3  Asked on July 6, 2021 by emanuel-dias

### Fourier expansions of Klein Gordon field not Lorentz invariant?

0  Asked on July 6, 2021

### Fierz Identity calculation

0  Asked on July 6, 2021

### Relativistic Computation?

3  Asked on July 6, 2021

### Ground state of composite and non-interacting bosons on a lattice

1  Asked on July 6, 2021

### Can we define potentials for non-conservative force?

1  Asked on July 6, 2021

### Is the 300 second sustained fusion goal set by KSTAR a threshold for net positive energy product of fusion?

0  Asked on July 6, 2021

### How could Leptoquarks explain Lepton Flavour universality (LFU) violation?

1  Asked on July 6, 2021

### Why is the Paschen Law linear at large pd values?

1  Asked on July 6, 2021

### Why do molecules absorb “exact” frequencies when given a “continuous” beam of light?

2  Asked on July 6, 2021

### Capacitor reactance with frequency variation

1  Asked on July 6, 2021

### Electromagnetism for mathematicians

3  Asked on July 6, 2021 by chhan92

### Can someone please explain to a layperson how we know that the $B$ meson decay into a muon doesnt then decay into an electron?

1  Asked on July 6, 2021 by holly_ni

### How to determine the acceleration of an object given the distance that the object has travelled in a time interval?

2  Asked on July 6, 2021

### Hydrodynamic correlation functions

0  Asked on July 6, 2021 by user105620

### How does the quantum mechanical model of atom explain the fine spectrum

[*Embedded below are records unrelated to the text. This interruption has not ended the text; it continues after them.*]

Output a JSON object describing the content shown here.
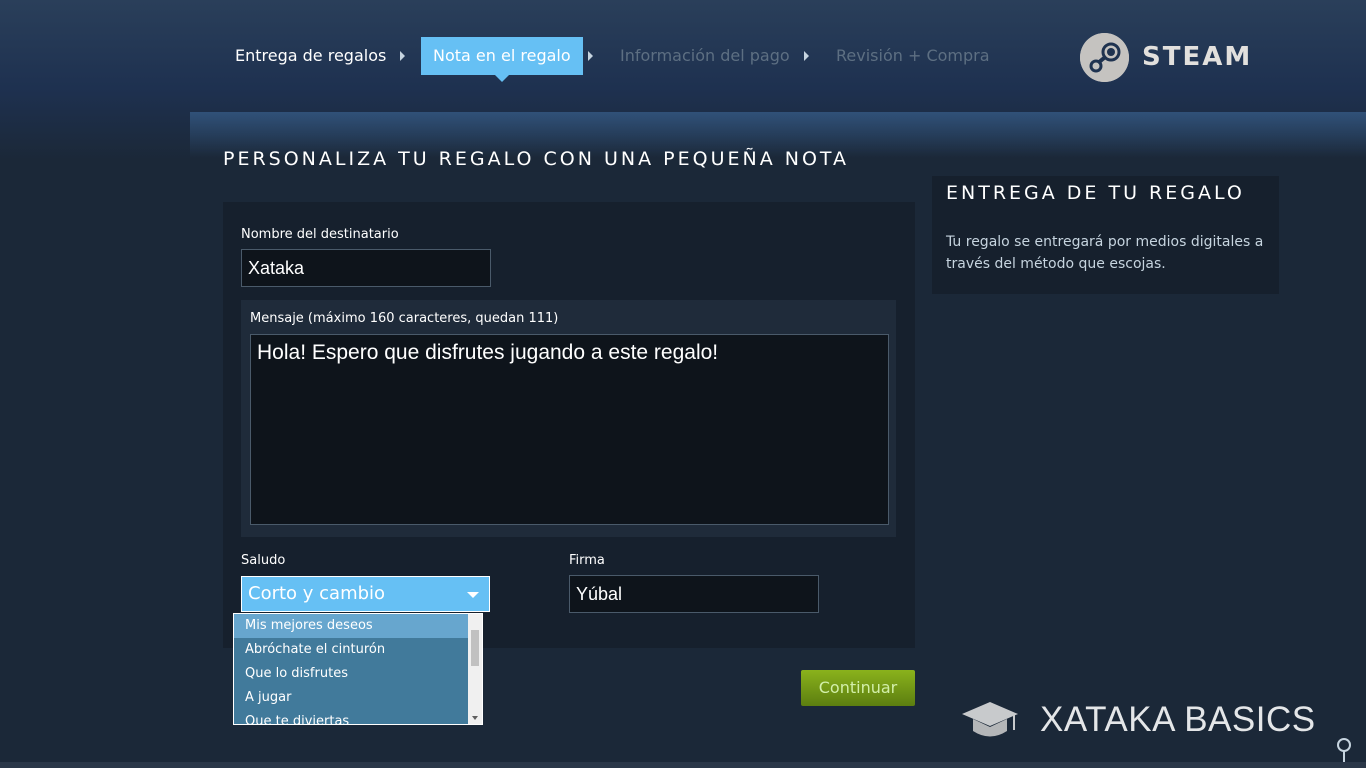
{
  "steps": [
    {
      "label": "Entrega de regalos",
      "state": "done"
    },
    {
      "label": "Nota en el regalo",
      "state": "active"
    },
    {
      "label": "Información del pago",
      "state": "todo"
    },
    {
      "label": "Revisión + Compra",
      "state": "todo"
    }
  ],
  "brand": {
    "name": "STEAM",
    "logo_icon": "steam-logo-icon"
  },
  "page_title": "PERSONALIZA TU REGALO CON UNA PEQUEÑA NOTA",
  "form": {
    "recipient_label": "Nombre del destinatario",
    "recipient_value": "Xataka",
    "message_label": "Mensaje (máximo 160 caracteres, quedan 111)",
    "message_value": "Hola! Espero que disfrutes jugando a este regalo!",
    "greeting_label": "Saludo",
    "greeting_value": "Corto y cambio",
    "greeting_options": [
      "Mis mejores deseos",
      "Abróchate el cinturón",
      "Que lo disfrutes",
      "A jugar",
      "Que te diviertas"
    ],
    "highlighted_option": "Mis mejores deseos",
    "signature_label": "Firma",
    "signature_value": "Yúbal",
    "continue_label": "Continuar"
  },
  "delivery": {
    "title": "ENTREGA DE TU REGALO",
    "text": "Tu regalo se entregará por medios digitales a través del método que escojas."
  },
  "watermark": {
    "text": "XATAKA BASICS",
    "icon": "graduation-cap-icon"
  },
  "colors": {
    "accent": "#66c0f4",
    "background": "#1b2838",
    "panel": "#16202d",
    "button_green": "#8ab21c"
  }
}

0  Asked on July 6, 2021 by ray-williams

### Ask a Question

Get help from others!